◆ TASK GOAL
A verbatim copy of all the data is required, minus any images.
___ PROVIDED INFORMATION
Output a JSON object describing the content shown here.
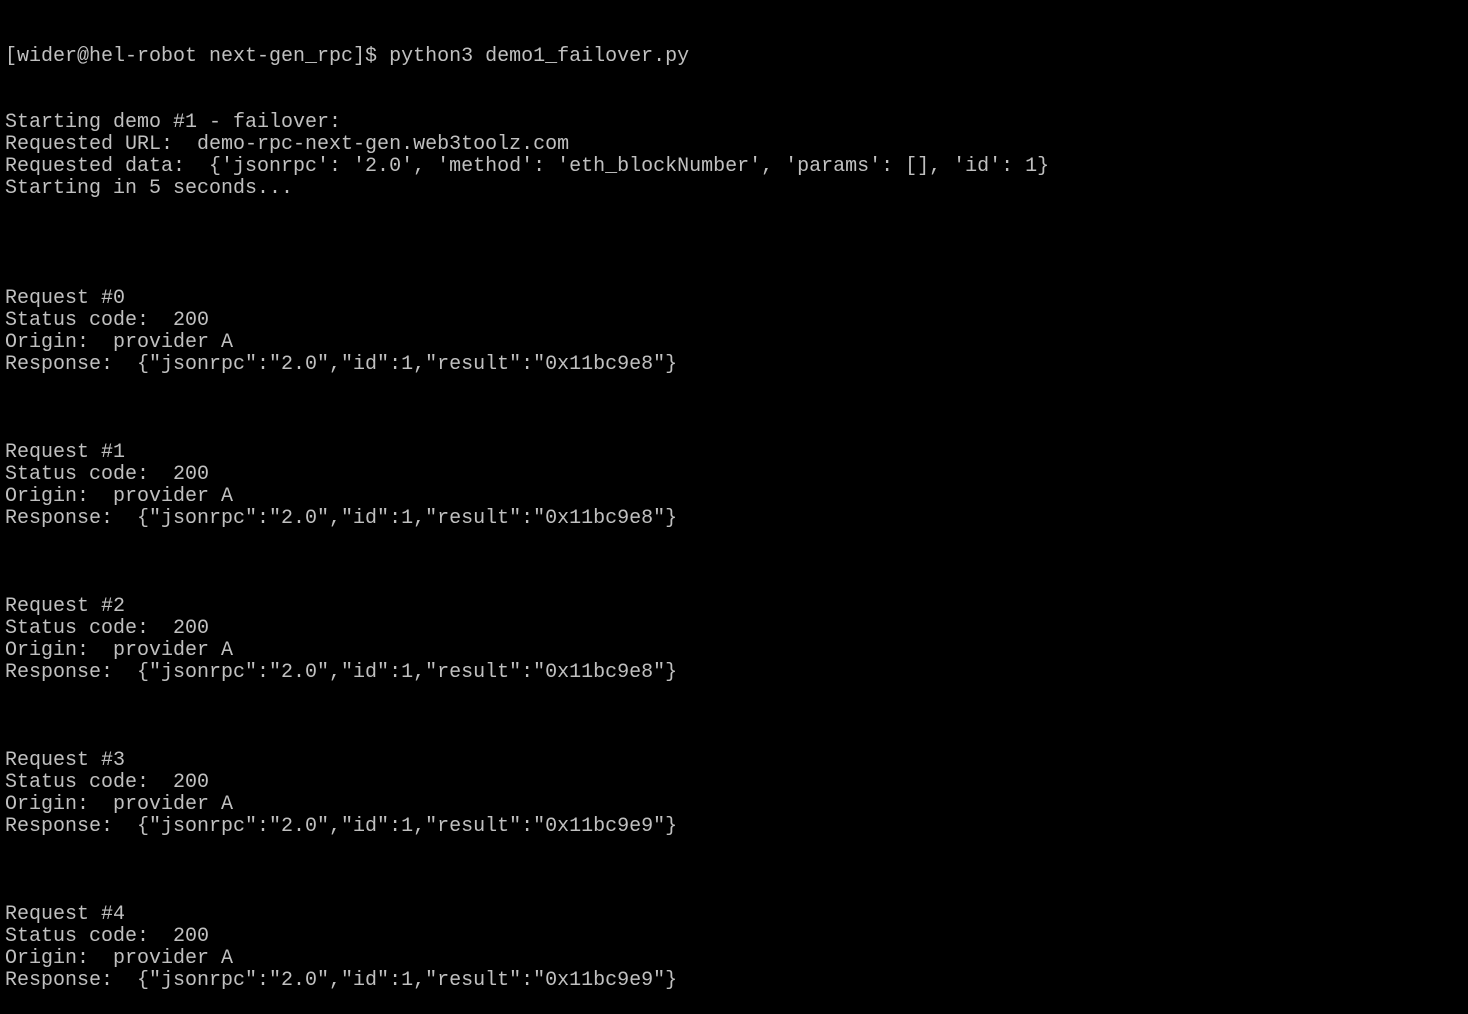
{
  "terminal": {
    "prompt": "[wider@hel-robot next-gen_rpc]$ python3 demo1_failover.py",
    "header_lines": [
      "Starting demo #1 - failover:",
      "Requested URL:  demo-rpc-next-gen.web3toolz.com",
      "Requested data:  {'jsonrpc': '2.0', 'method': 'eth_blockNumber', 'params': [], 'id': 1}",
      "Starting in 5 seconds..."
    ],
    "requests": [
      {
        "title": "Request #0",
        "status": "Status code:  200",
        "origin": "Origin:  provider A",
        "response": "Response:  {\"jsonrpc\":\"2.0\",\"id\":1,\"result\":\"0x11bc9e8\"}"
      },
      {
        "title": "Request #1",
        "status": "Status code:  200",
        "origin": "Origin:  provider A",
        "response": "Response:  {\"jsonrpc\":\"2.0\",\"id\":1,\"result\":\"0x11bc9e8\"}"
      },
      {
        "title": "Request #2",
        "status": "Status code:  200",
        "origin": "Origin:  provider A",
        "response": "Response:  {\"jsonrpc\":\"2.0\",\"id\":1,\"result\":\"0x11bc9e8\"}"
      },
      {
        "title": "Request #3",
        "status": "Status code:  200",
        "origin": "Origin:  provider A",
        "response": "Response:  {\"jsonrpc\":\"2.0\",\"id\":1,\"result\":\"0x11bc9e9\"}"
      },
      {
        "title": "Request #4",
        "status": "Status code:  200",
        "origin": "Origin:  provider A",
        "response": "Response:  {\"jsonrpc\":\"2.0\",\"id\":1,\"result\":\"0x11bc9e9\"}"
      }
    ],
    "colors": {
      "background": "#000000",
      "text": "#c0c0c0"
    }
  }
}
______
◆ TASK SOLUTION
Output a JSON object describing the content shown here.
{
  "terminal": {
    "prompt": "[wider@hel-robot next-gen_rpc]$ python3 demo1_failover.py",
    "header_lines": [
      "Starting demo #1 - failover:",
      "Requested URL:  demo-rpc-next-gen.web3toolz.com",
      "Requested data:  {'jsonrpc': '2.0', 'method': 'eth_blockNumber', 'params': [], 'id': 1}",
      "Starting in 5 seconds..."
    ],
    "requests": [
      {
        "title": "Request #0",
        "status": "Status code:  200",
        "origin": "Origin:  provider A",
        "response": "Response:  {\"jsonrpc\":\"2.0\",\"id\":1,\"result\":\"0x11bc9e8\"}"
      },
      {
        "title": "Request #1",
        "status": "Status code:  200",
        "origin": "Origin:  provider A",
        "response": "Response:  {\"jsonrpc\":\"2.0\",\"id\":1,\"result\":\"0x11bc9e8\"}"
      },
      {
        "title": "Request #2",
        "status": "Status code:  200",
        "origin": "Origin:  provider A",
        "response": "Response:  {\"jsonrpc\":\"2.0\",\"id\":1,\"result\":\"0x11bc9e8\"}"
      },
      {
        "title": "Request #3",
        "status": "Status code:  200",
        "origin": "Origin:  provider A",
        "response": "Response:  {\"jsonrpc\":\"2.0\",\"id\":1,\"result\":\"0x11bc9e9\"}"
      },
      {
        "title": "Request #4",
        "status": "Status code:  200",
        "origin": "Origin:  provider A",
        "response": "Response:  {\"jsonrpc\":\"2.0\",\"id\":1,\"result\":\"0x11bc9e9\"}"
      }
    ],
    "colors": {
      "background": "#000000",
      "text": "#c0c0c0"
    }
  }
}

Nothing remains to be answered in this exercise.